For most of us, work and family obligations leave little time for much else. But getting fit is probably something you want to do and is certainly something you should do. You may even be someone that trained your whole life, but like all aging athletes, you no longer have the time to dedicate or injuries have limited your exercise options. Regardless of your fitness experience, chances are you’re seeking a training program and diet that is based on the latest in fitness and nutrition science, that is easy to follow and gets real results in an efficient manner. In other words, which fitness regimen will take the least amount of time each day while producing the greatest health benefits that include improving cardiovascular health, building physical strength and dexterity, firing up fat metabolism, maintaining and enhancing functional longevity, and - something most people do not consider - improving the levels of key hormone. Current studies in exercise science have shown that High Intensity Circuit Training (HICT) produce the best results in the shortest period of time.
HICT is often overlooked for more popular steady state sustained effort exercises like running or biking and strength training and muscle building which require resistance training with weights that include long rest periods between sets and exercises. Both of these routines are time consuming and require high volume efforts. If your ambition is to get into the best shape of your life in a short period of time, with all the aforementioned health benefits, then HICT is the best fitness protocol for you. And, to add a level of practicality, HICT can be done with body weight only, allowing you to perform these workouts virtually anywhere. Done as a combination of aerobic and resistance training with little rest in between exercises, HICT workouts maximize fitness gains in a minimal amount of time.

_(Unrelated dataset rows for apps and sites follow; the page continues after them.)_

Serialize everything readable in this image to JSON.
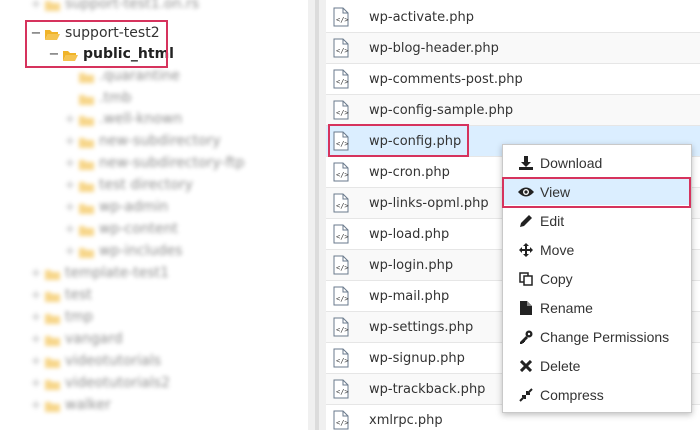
{
  "tree": {
    "items": [
      {
        "label": "support-test1.on.rs",
        "toggle": "+"
      },
      {
        "label": "support-test2",
        "toggle": "−"
      },
      {
        "label": "public_html",
        "toggle": "−"
      },
      {
        "label": ".quarantine",
        "toggle": ""
      },
      {
        "label": ".tmb",
        "toggle": ""
      },
      {
        "label": ".well-known",
        "toggle": "+"
      },
      {
        "label": "new-subdirectory",
        "toggle": "+"
      },
      {
        "label": "new-subdirectory-ftp",
        "toggle": "+"
      },
      {
        "label": "test directory",
        "toggle": "+"
      },
      {
        "label": "wp-admin",
        "toggle": "+"
      },
      {
        "label": "wp-content",
        "toggle": "+"
      },
      {
        "label": "wp-includes",
        "toggle": "+"
      },
      {
        "label": "template-test1",
        "toggle": "+"
      },
      {
        "label": "test",
        "toggle": "+"
      },
      {
        "label": "tmp",
        "toggle": "+"
      },
      {
        "label": "vangard",
        "toggle": "+"
      },
      {
        "label": "videotutorials",
        "toggle": "+"
      },
      {
        "label": "videotutorials2",
        "toggle": "+"
      },
      {
        "label": "walker",
        "toggle": "+"
      }
    ]
  },
  "files": [
    "wp-activate.php",
    "wp-blog-header.php",
    "wp-comments-post.php",
    "wp-config-sample.php",
    "wp-config.php",
    "wp-cron.php",
    "wp-links-opml.php",
    "wp-load.php",
    "wp-login.php",
    "wp-mail.php",
    "wp-settings.php",
    "wp-signup.php",
    "wp-trackback.php",
    "xmlrpc.php"
  ],
  "context_menu": {
    "items": [
      {
        "label": "Download",
        "icon": "download-icon"
      },
      {
        "label": "View",
        "icon": "eye-icon"
      },
      {
        "label": "Edit",
        "icon": "pencil-icon"
      },
      {
        "label": "Move",
        "icon": "move-icon"
      },
      {
        "label": "Copy",
        "icon": "copy-icon"
      },
      {
        "label": "Rename",
        "icon": "file-icon"
      },
      {
        "label": "Change Permissions",
        "icon": "key-icon"
      },
      {
        "label": "Delete",
        "icon": "close-icon"
      },
      {
        "label": "Compress",
        "icon": "compress-icon"
      }
    ]
  },
  "colors": {
    "folder": "#f0b429",
    "selected": "#dbeeff",
    "highlight_border": "#d6335d"
  }
}
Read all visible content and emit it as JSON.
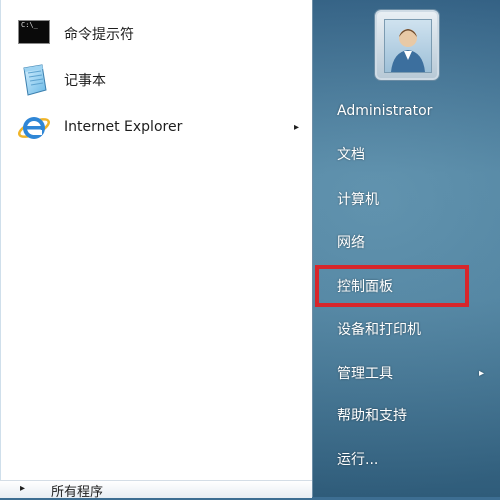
{
  "left_pane": {
    "pinned_items": [
      {
        "label": "命令提示符",
        "icon": "command-prompt-icon"
      },
      {
        "label": "记事本",
        "icon": "notepad-icon"
      },
      {
        "label": "Internet Explorer",
        "icon": "internet-explorer-icon",
        "submenu_arrow": "▸"
      }
    ],
    "cmd_icon_text": "C:\\_",
    "all_programs": {
      "label": "所有程序",
      "arrow": "▸"
    }
  },
  "right_pane": {
    "user_picture_icon": "user-avatar-icon",
    "items": [
      {
        "label": "Administrator"
      },
      {
        "label": "文档"
      },
      {
        "label": "计算机"
      },
      {
        "label": "网络"
      },
      {
        "label": "控制面板",
        "highlighted": true
      },
      {
        "label": "设备和打印机"
      },
      {
        "label": "管理工具",
        "submenu_arrow": "▸"
      },
      {
        "label": "帮助和支持"
      },
      {
        "label": "运行..."
      }
    ]
  },
  "colors": {
    "highlight": "#d7262b",
    "right_pane": "#3d6e92",
    "left_pane": "#ffffff"
  }
}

One of the best ways to lose fat is to gain muscle. As we age, we naturally lose muscle mass and with that we lose a key metabolic engine. Muscle increases your metabolic rate, therefore when you pack muscle back on, more calories are burned to maintain the new muscle. By utilizing a HICT workout that includes resistance training exercises using multiple large muscle groups with little rest in between sets, you can improve aerobic and metabolic conditioning. Additionally, as you become stronger and improve your functional fitness, it allows you to be more active and burn even more calories. Couple this with your fired-up metabolism from HICT workouts, you literally become a fat burning machine.
When HICT workouts were compared to steady state regimens, HICT produced, in many cases, greater gains in V˙O2max, a well-established marker of cardiopulmonary health, despite significantly lower volumes of work (1, 2, 3). HICT can decrease insulin resistance as well – a major cause of diabetes. It has been demonstrated that improvements can be made in V˙O2max and insulin resistance with a HICT workout lasting just 4 minutes (3, 4). But to achieve this, an individual would have to workout at an intensity greater than 100% of V˙O2max (3). The American College of Sports Medicine (ACSM) recommends the duration of high-intensity training be at least 20 minutes. Working out at an intensity of at least 80% of V˙O2max for as little as 20 minutes can elicit significant health benefits. (Intensity can be assessed by wearing a heart rate monitor during exercise.)
You no longer have to choose between long duration steady state exercises, like running for miles or spending hours at the gym weight lifting. HICT will activate both muscle hypertrophy and cardiopulmonary conditioning. HICT is a neatly packaged fitness routine that combines aerobic and anaerobic benefits in short duration workouts. It fires up your metabolism, improves important health markers and increases functional longevity. The ratio of health gains to volume of work is greater with a HICT workout compared to any other fitness regimen. The old excuse of not having enough time to get into shape can be put to rest. Trade volume for intensity and get into the best shape of your life.
1. Gibala MJ, Little JP, Essen MV, et al.. Short-term sprint interval versus traditional endurance training: similar initial adaptations in human skeletal muscle and exercise performance. J Physiol. 2006; 575 (3): 901–11.
2. Little JP, Safdar A, Wilkin GP, Ranopolsky MA, Gibala MJ. A practical model of low-volume high-intensity interval training induces mitochondrial biogenesis in human skeletal muscle: potential mechanisms. J Physiol. 2010;588:1011–22.
3. Tabata I, Nishimura K, Kouzaki M, et al. Effects of moderate-intensity endurance and high-intensity intermittent training on anaerobic capacity and VO2max. Med Sci Sports Exerc. 996;28(10):1327–30.
4. Gibala MJ, Little JP. Just HIT it! A time-efficient exercise strategy to improve muscle insulin sensitivity. J Physiol. 2010; 588 (18): 3341–2.